Miracle Plane Crash Survivor Sailor Gutzler, Surrounded by Relatives, Is 'Being Strong'
How does a little girl begin to mend after surviving the terrifying plane crash that killed her parents and beloved big sister and cousin?
For 7-year-old Sailor Gutzler, healing has started at home.
Sailor, the second grader who walked away from Friday’s crash and miraculously navigated the cold dark woods of Kentucky to get help, is surrounded by relatives as she grieves at home in Nashville, Illinois, family friends tell PEOPLE.
Michele Imrisik visited Sailor after her heartbreaking homecoming from Kuttawa, Kentucky, where the family’s small private plane went down on the flight home from a New Year’s vacation in Key West, Florida. Sailor emerged from the wreckage with only a broken wrist.
“She didn’t have a scratch on her except for a cast on the bottom of her left arm,” Imrisik says in an interview for the new issue of PEOPLE. “She was sitting on the couch between her cousins playing video games.”
Imrisik, a local county-government clerk, says the split-level home was brimming with relatives – many of Sailor’s grandparents, aunts, uncles and cousins live in tightknit Nashville, population 3,200 – and all of them were grieving for the family that didn’t make it out of the crash: Sailor’s parents, Marty and Kimberly, her sister Piper, 9, and cousin Sierra Wilder, 14.
“Everyone there was in shock,” says Imrisik.
Sailor’s half-sister Kasie, Kimberly’s grown daughter from her first marriage, was there with her family and caring for Sailor.
“She was very quiet but she was playing and laughing,” says Imrisik. “It’s my understanding that she told someone else she has to be strong for her mom and dad because they would want her to be strong.”
Strong, but not alone.

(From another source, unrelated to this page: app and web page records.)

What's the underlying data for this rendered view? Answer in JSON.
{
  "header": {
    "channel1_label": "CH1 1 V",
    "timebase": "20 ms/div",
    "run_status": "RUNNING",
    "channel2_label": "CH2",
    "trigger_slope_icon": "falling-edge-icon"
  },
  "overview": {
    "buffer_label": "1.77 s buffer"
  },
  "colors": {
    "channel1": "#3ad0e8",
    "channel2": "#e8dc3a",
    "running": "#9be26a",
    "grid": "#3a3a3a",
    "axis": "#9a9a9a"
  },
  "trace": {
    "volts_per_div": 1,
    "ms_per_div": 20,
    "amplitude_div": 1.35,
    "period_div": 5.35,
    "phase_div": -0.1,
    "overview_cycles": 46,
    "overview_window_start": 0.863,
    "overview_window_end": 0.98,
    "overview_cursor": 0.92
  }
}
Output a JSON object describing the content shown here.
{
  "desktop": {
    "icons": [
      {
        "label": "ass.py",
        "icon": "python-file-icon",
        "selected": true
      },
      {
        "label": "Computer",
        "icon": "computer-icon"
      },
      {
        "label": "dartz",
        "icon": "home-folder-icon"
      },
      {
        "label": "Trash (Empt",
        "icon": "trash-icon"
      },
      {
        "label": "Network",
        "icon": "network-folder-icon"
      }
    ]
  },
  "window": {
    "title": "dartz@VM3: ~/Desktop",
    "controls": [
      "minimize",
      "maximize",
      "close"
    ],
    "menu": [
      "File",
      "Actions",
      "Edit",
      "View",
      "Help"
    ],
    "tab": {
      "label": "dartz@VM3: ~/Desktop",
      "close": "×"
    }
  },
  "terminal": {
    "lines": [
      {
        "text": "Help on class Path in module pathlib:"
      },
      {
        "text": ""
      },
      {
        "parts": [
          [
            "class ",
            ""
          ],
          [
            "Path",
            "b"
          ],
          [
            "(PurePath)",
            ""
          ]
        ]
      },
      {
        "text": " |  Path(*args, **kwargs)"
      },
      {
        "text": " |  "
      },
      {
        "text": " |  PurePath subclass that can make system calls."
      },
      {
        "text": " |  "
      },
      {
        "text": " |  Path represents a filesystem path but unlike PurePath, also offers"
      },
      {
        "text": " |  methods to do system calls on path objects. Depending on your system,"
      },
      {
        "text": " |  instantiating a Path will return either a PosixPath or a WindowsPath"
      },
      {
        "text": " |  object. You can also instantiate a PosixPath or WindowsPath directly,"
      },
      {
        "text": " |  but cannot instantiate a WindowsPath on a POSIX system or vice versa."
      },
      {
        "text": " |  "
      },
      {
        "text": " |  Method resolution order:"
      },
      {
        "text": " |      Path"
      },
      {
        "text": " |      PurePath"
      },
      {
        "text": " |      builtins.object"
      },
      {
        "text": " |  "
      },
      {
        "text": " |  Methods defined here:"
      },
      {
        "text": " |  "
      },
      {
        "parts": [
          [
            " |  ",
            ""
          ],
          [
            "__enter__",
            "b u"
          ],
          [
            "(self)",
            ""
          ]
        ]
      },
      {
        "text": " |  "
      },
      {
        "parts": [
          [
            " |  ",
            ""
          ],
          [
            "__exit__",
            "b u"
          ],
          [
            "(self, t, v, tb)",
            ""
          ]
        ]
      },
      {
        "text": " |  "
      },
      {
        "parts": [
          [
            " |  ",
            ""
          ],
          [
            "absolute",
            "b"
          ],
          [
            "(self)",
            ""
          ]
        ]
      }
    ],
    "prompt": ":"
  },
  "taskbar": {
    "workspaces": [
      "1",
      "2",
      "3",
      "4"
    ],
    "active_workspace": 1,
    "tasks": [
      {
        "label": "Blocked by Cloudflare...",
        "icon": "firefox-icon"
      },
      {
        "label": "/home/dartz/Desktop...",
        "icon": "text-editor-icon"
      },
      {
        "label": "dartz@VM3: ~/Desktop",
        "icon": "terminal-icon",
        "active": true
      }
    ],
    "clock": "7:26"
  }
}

Relatives have already launched a website, www.sailorgutzlerfund.com for memorial donations to “help Sailor obtain the emotional, physical and educational support she will need in the years to come.”
And, as funeral services begin Tuesday afternoon with funeral-home calling hours for Wilder, Sailor can count on lots of homegrown help, too. Says another family friend: “We will all come together to raise this child Everybody will look out for her.”
• With reporting by CAITLIN KEATING
For the full story on Sailor’s miraculous survival and recovery, pick up the new issue of PEOPLE, on newsstands Friday